Fast Facts: Three of Connecticut’s eight counties are in the New York City combined statistical area. Hartford is the capital of the “Constitution State.”
Connecticut Careers: As of the 2008 Census, Connecticut’s population was approximately 3.5 million. Forbes recently ranked it the 33rd “Best State for Business.”
Connecticut Career Education: Connecticut made the Top 10, ranking 6th, in a 2009 K-12 “Academic Achievement” study by the U.S. Chamber of Commerce.
Connecticut Economy: While Connecticut can be downright pricey with expensive housing and a cost of living index well above the national average, in 2009 CNBC ranked it 3rd in “Quality of Life.”
For details and sources, click the “Career Information” tab below.
Location, Location, Location…: Connecticut is located in the New England region of the northeastern U.S. and was one of the original Thirteen Colonies. Three of Connecticut’s eight counties, including most of the state’s population and located in the southwest portion of the state, are in the New York City combined statistical area commonly called the "Tri-State Region."
Cities: Hartford is the capital of Connecticut.
Behind the Name: Called the “Constitution State” and the “Nutmeg State,” Connecticut dates way back to the colonial times and was influential in the development of the federal government.
A Closer Look: While Connecticut is undoubtedly a small state, it has been one of the most strongly independent and productive since Dutch explorer Adriaen Block discovered the Connecticut River in 1614.

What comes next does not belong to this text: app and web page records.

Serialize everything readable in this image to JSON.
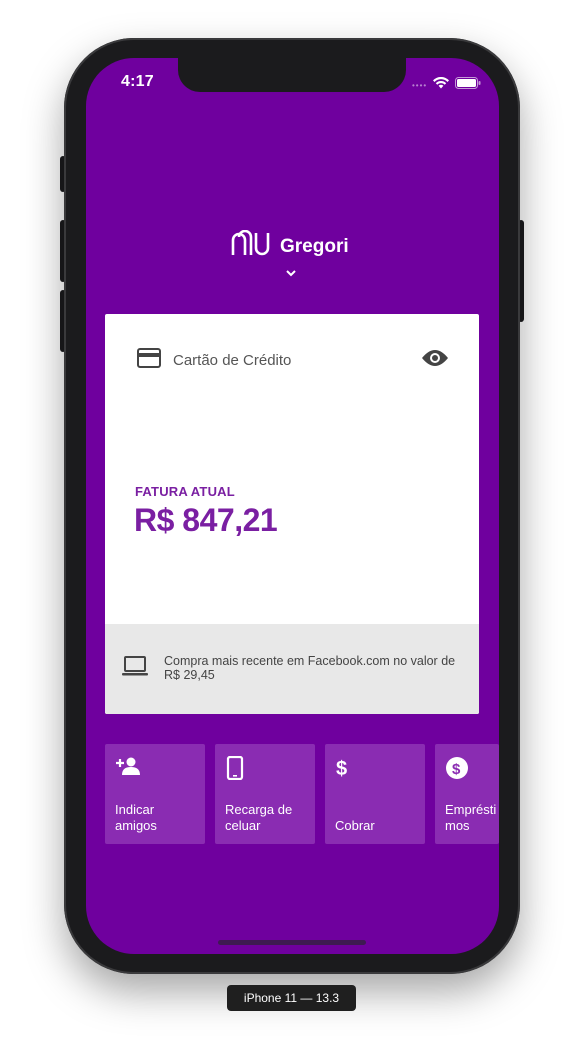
{
  "status_bar": {
    "time": "4:17"
  },
  "header": {
    "user_name": "Gregori"
  },
  "card": {
    "title": "Cartão de Crédito",
    "invoice_label": "FATURA ATUAL",
    "invoice_value": "R$ 847,21",
    "recent_purchase": "Compra mais recente em Facebook.com no valor de R$ 29,45"
  },
  "shortcuts": [
    {
      "label": "Indicar\namigos",
      "icon": "add-person-icon"
    },
    {
      "label": "Recarga de\nceluar",
      "icon": "phone-icon"
    },
    {
      "label": "Cobrar",
      "icon": "dollar-icon"
    },
    {
      "label": "Empréstimos",
      "icon": "money-circle-icon"
    }
  ],
  "device": {
    "label": "iPhone 11 — 13.3"
  },
  "colors": {
    "brand_purple": "#6f009e",
    "tile_purple": "#8a2cb2",
    "accent_text": "#7a1fa2"
  }
}
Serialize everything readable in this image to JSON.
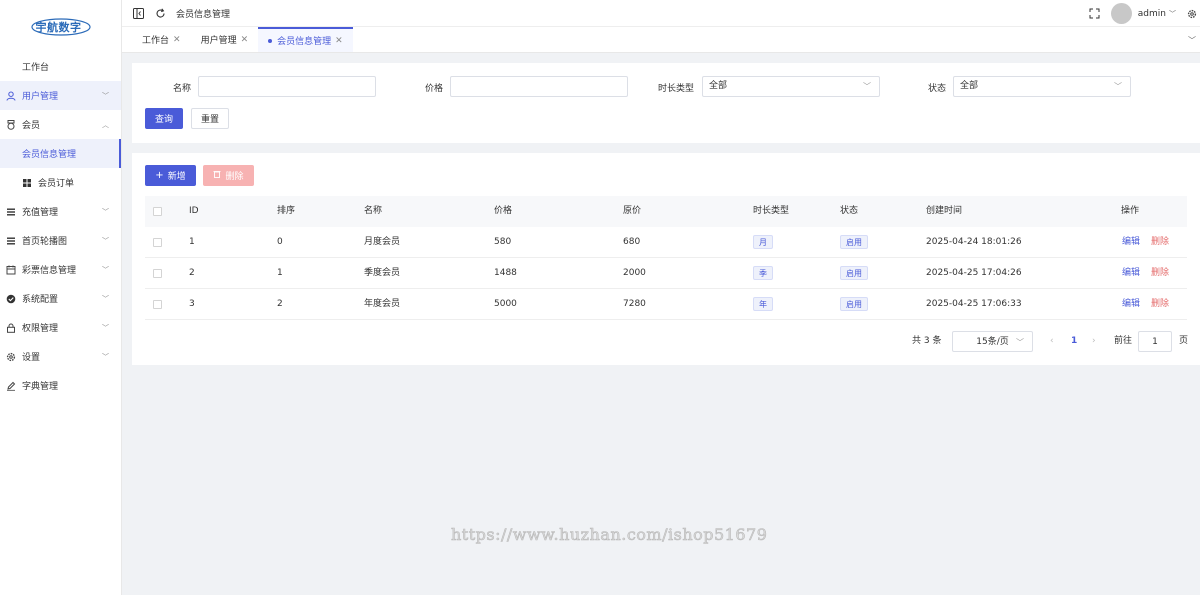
{
  "logo": {
    "text": "宇航数字"
  },
  "sidebar": {
    "items": [
      {
        "label": "工作台",
        "icon": "none",
        "state": "plain"
      },
      {
        "label": "用户管理",
        "icon": "user-icon",
        "state": "highlight",
        "arrow": "chevron-down-icon"
      },
      {
        "label": "会员",
        "icon": "medal-icon",
        "state": "open",
        "arrow": "chevron-up-icon"
      },
      {
        "label": "会员信息管理",
        "icon": "none",
        "state": "active"
      },
      {
        "label": "会员订单",
        "icon": "grid-icon",
        "state": "sub"
      },
      {
        "label": "充值管理",
        "icon": "list-icon",
        "state": "normal",
        "arrow": "chevron-down-icon"
      },
      {
        "label": "首页轮播图",
        "icon": "list-icon",
        "state": "normal",
        "arrow": "chevron-down-icon"
      },
      {
        "label": "彩票信息管理",
        "icon": "calendar-icon",
        "state": "normal",
        "arrow": "chevron-down-icon"
      },
      {
        "label": "系统配置",
        "icon": "check-circle-icon",
        "state": "normal",
        "arrow": "chevron-down-icon"
      },
      {
        "label": "权限管理",
        "icon": "lock-icon",
        "state": "normal",
        "arrow": "chevron-down-icon"
      },
      {
        "label": "设置",
        "icon": "gear-icon",
        "state": "normal",
        "arrow": "chevron-down-icon"
      },
      {
        "label": "字典管理",
        "icon": "pen-icon",
        "state": "normal"
      }
    ]
  },
  "topbar": {
    "breadcrumb": "会员信息管理",
    "user": "admin"
  },
  "tabs": [
    {
      "label": "工作台",
      "active": false
    },
    {
      "label": "用户管理",
      "active": false
    },
    {
      "label": "会员信息管理",
      "active": true
    }
  ],
  "filter": {
    "name_label": "名称",
    "name_value": "",
    "price_label": "价格",
    "price_value": "",
    "duration_label": "时长类型",
    "duration_value": "全部",
    "status_label": "状态",
    "status_value": "全部",
    "query_label": "查询",
    "reset_label": "重置"
  },
  "toolbar": {
    "add_label": "新增",
    "delete_label": "删除"
  },
  "table": {
    "columns": [
      "ID",
      "排序",
      "名称",
      "价格",
      "原价",
      "时长类型",
      "状态",
      "创建时间",
      "操作"
    ],
    "rows": [
      {
        "id": "1",
        "sort": "0",
        "name": "月度会员",
        "price": "580",
        "orig": "680",
        "duration": "月",
        "status": "启用",
        "created": "2025-04-24 18:01:26"
      },
      {
        "id": "2",
        "sort": "1",
        "name": "季度会员",
        "price": "1488",
        "orig": "2000",
        "duration": "季",
        "status": "启用",
        "created": "2025-04-25 17:04:26"
      },
      {
        "id": "3",
        "sort": "2",
        "name": "年度会员",
        "price": "5000",
        "orig": "7280",
        "duration": "年",
        "status": "启用",
        "created": "2025-04-25 17:06:33"
      }
    ],
    "edit_label": "编辑",
    "delete_label": "删除"
  },
  "pager": {
    "total": "共 3 条",
    "page_size": "15条/页",
    "current": "1",
    "goto_label": "前往",
    "goto_value": "1",
    "page_suffix": "页"
  },
  "watermark": "https://www.huzhan.com/ishop51679",
  "colors": {
    "primary": "#4a5bd8",
    "danger": "#e46b6b",
    "danger_light": "#f7b2b2"
  }
}
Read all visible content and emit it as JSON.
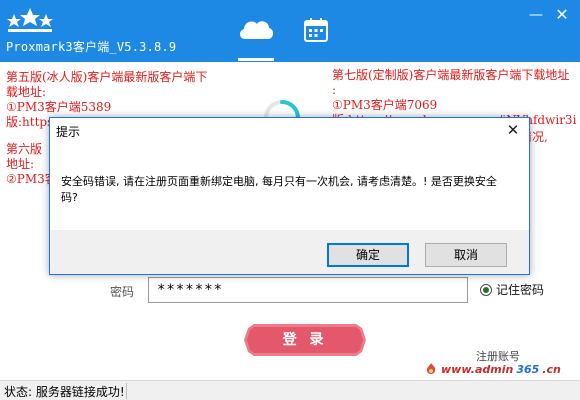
{
  "app": {
    "title": "Proxmark3客户端_V5.3.8.9",
    "accent_color": "#1e88e5",
    "notice_color": "#e41b1b"
  },
  "titlebar": {
    "icons": [
      "stars-logo-icon",
      "cloud-icon",
      "calendar-icon"
    ],
    "minimize_label": "—",
    "close_label": "✕"
  },
  "notices": {
    "left": [
      "第五版(冰人版)客户端最新版客户端下",
      "载地址:",
      "①PM3客户端5389",
      "版:https://www.lanzous.com/iDD47ob..."
    ],
    "left_lower": [
      "第六版",
      "地址:",
      "②PM3客"
    ],
    "right": [
      "第七版(定制版)客户端最新版客户端下载地址",
      ":",
      "①PM3客户端7069",
      "版:https://wwa.lanzous.com/iNVhfdwir3i"
    ],
    "right_fragment": "响情况,"
  },
  "login": {
    "password_label": "密码",
    "password_value": "*******",
    "remember_label": "记住密码",
    "remember_checked": true,
    "login_button": "登 录",
    "register_link": "注册账号"
  },
  "watermark": {
    "prefix": "www.admin",
    "number": "365",
    "suffix": ".cn"
  },
  "status": {
    "text": "状态: 服务器链接成功!"
  },
  "dialog": {
    "title": "提示",
    "close_label": "✕",
    "message": "安全码错误, 请在注册页面重新绑定电脑, 每月只有一次机会, 请考虑清楚。! 是否更换安全码?",
    "ok_label": "确定",
    "cancel_label": "取消"
  }
}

Did You Know? Geographically, it is the third smallest state, even though its original charter, granted in 1662, extended the land grant west to the Pacific Ocean. [Ed. Note: Has anyone told California about this?] Bonus Question: What are the two smallest states? Rhode Island, of course, and the next state in the alphabet, Delaware.
Population: 3,501,252 (2.8% increase since 2000) - 51.3% Female, 49.7% Male (2008 U.S. Census Bureau).
Business Environment: Ranked 33rd in Forbes Magazine’s “Best States for Business,” 2008.
Top Industries: In terms of paid employees, according to a 2008 U.S. Census Bureau study: (1) administrative and support and waste management and remediation service; (2) retail trade; (3) accommodation and food services; (4) health care and social assistance; and (5) construction.
Taxes: Income Tax, 3.0% to 5.0% and Sales Tax, 6% (Federation of Tax Administrators).
Cost of Living: 127.8 in relation to the “National Average” of 100 (Federal Cost of Living Index).
Quality of Life: Ranked 3rd of 50 states by CNBC, 2009.
Weather: Average Temperature (In °F) – Jan: 25.96; Apr: 47.07; July: 71.52; Oct: 50.60 (National Oceanic and Atmospheric Administration).
K-12: Ranked 6th of 50 states in “Academic Achievement” by the U.S. Chamber of Commerce, 2009.
In General: Connecticut’s workforce consists primarily of jobs in the service industry (40%), jobs in the manufacturing industry (15%) and jobs in the finance, insurance, and real estate industry (38%). The state hosts many corporate headquarters including General Electric Capital, Citizens Communications, Pitney Bowes, Xerox and Blyth, and the city of Hartford is a renowned insurance center.
Hartford is a renowned insurance center.
Service Industry: Connecticut’s community, business and personal service industries, including private health care, engineering and law firms, and computer and data processing services, as well as the tourism industry, are also significant.
Agriculture: In terms of revenue generated, Connecticut’s top five agricultural products are greenhouse and nursery products (ornamental shrubs, flowers, young plants), dairy products, chicken eggs, aquaculture and sweet corn.
Manufacturing: Production of transportation equipment, mainly for military use (aircraft parts, helicopters, submarines), is Connecticut’s most important manufacturing activity. Ranking second is the manufacture of machinery (bearings, computers, machine tools, printing machinery) followed by fabricated metal products (cutlery, hardware, nuts, bolts, rivets, washers, and the like).
A Closer Look: Connecticut housing is notoriously expensive, but is consistent with wages, which are also generally high in the state.
Did You Know? Crushing News: Crushed stone is Connecticut’s leading mined product followed by sand and gravel.
Sources: In addition to specific citations noted in this “Career Information” section, supplementary source materials include: the U.S. Department of Agriculture Economic Research Service; Netstate.com; Education-Portal.com; USCollegeSearch.org; and Wikipedia.com.
|3,348,283||Population (as of 2000)||2.0||Average Persons Per Household (as of 2000)|
|3,497,846||Population (current)||$186,661||Average House Value (as of 2000)|
|4,814.9||Square Miles of Land||$60,721||Average House Income (as of 2000)|
|74.5||Square Miles of Water|
|89,529||Number of Businesses (as of 2003)||$16,016,519,000||Total First Quarter Payroll (as of 2003)|
|1,446,335||Number of Employees (as of 2003)||$63,273,947,000||Total Annual Payroll (as of 2003)|